Monday, March 23, 2009

It Would be Hilarious if I Didn't Think He Meant It


Joel has been learning about coins and dollars, and is quite fast at the math involved with money.

He has this toy cash register that my mom gave him a couple years back. It wasn't half as much fun then as it is now that he understands the value of money.
More or less.
The cash register has a battery-operated scanner, an attached microphone, bills and coins, and--sadly--a credit card. (It was cute to see Joel had recently signed his name in cursive across the entire back of it.)

Saturday morning he asked, "Mom, will you play money with me? I have a store and this is your money. You can buy whatever you want. Spend it all. You have to spend it all before the game ends." He handed me a stack of ones, fives, tens, and twenties about two inches thick.

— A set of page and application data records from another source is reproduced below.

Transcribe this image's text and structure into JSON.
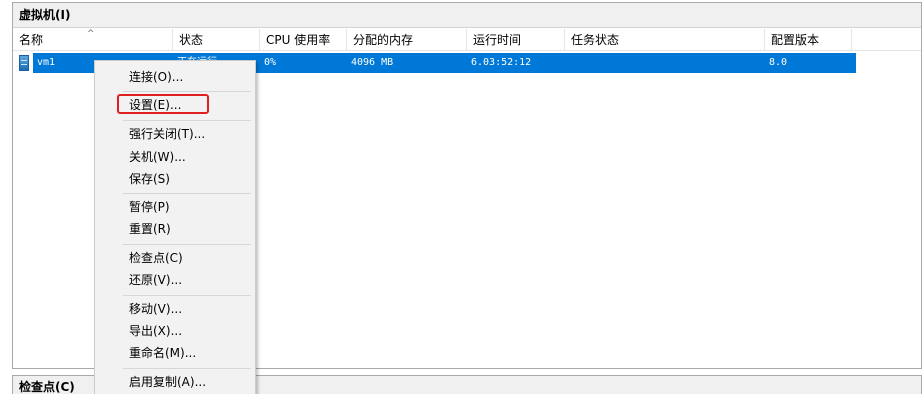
{
  "vm_panel": {
    "title": "虚拟机(I)",
    "columns": [
      "名称",
      "状态",
      "CPU 使用率",
      "分配的内存",
      "运行时间",
      "任务状态",
      "配置版本"
    ],
    "rows": [
      {
        "name": "vm1",
        "status": "正在运行",
        "cpu": "0%",
        "memory": "4096 MB",
        "uptime": "6.03:52:12",
        "task_status": "",
        "version": "8.0"
      }
    ]
  },
  "checkpoint_panel": {
    "title": "检查点(C)"
  },
  "context_menu": {
    "items": [
      "连接(O)...",
      "设置(E)...",
      "强行关闭(T)...",
      "关机(W)...",
      "保存(S)",
      "暂停(P)",
      "重置(R)",
      "检查点(C)",
      "还原(V)...",
      "移动(V)...",
      "导出(X)...",
      "重命名(M)...",
      "启用复制(A)..."
    ]
  },
  "colors": {
    "selection": "#0078d7",
    "highlight_box": "#e02020"
  }
}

"Okay, I'll buy this pencil, this mug, a deck of cards, and a pair of shoes."

He rang up each one like this: 1.00, 2.00, .50, and 9.00. All right. Fair enough.
I still had a lot of cash left.

I then bought a half-used scented candle, a napkin holder, a plate, and a piece of fridge art.
Still had a lot of money left. After a few rounds of spending under 15 bucks, and seeing that it could feasibly take till lunch to blow through my bills, I started racking up what I thought would be larger tab.

"I'll buy this atlas which I think is $30--"
"No--my store is cheap. It's only $20." he informed me joyfully.
Rats. I wasn't looking for a bargain.

"Okay, I'll take the piano," I said, hoping to lay out 300 smackers.
"The piano is also twenty dollars," he said.

"What? Are you crazy? The piano and the book cost the same? "

"Yup. Nothing in my store costs more than twenty dollars."

Oh. Okay. I can play that game, happy to see an end in sight.

Well, once I shelled out my last buck, I thanked him and told him he was a good businessman and smart cashier. I got up to head out of the "store."

"Wait!" he exclaimed, waving the plastic Power Card at me. "You still have a credit card! You can buy anything you want. You don't even need money to pay for stuff!"


I think I saw the ghost of Larry Burkett frowning at me from the dining room.

3 comments:

Laurie Lynn said...

It is hilarious even if he does mean it...I rather like the way he does business, especially since it was not my piano he sold for twenty dollars!
I'm fairly convinced that kids don't really quite understand money value until they begin paying bills (including insurance, Dr. bills and TAXES) on their own!
"Larry Burkett frowning at me from the dining room"...You're so funny!

Toby & Kelly said...

I like the deals in his store - especially considering he gives out the money in the first place...

dancebythelight said...

My grandmother has a story about my aunt when my grandmother told her that she didn't have enough money to buy something: "Why don't you just write your name on a piece of paper?" At first my grandmother was confused, then she realized that she meant a check.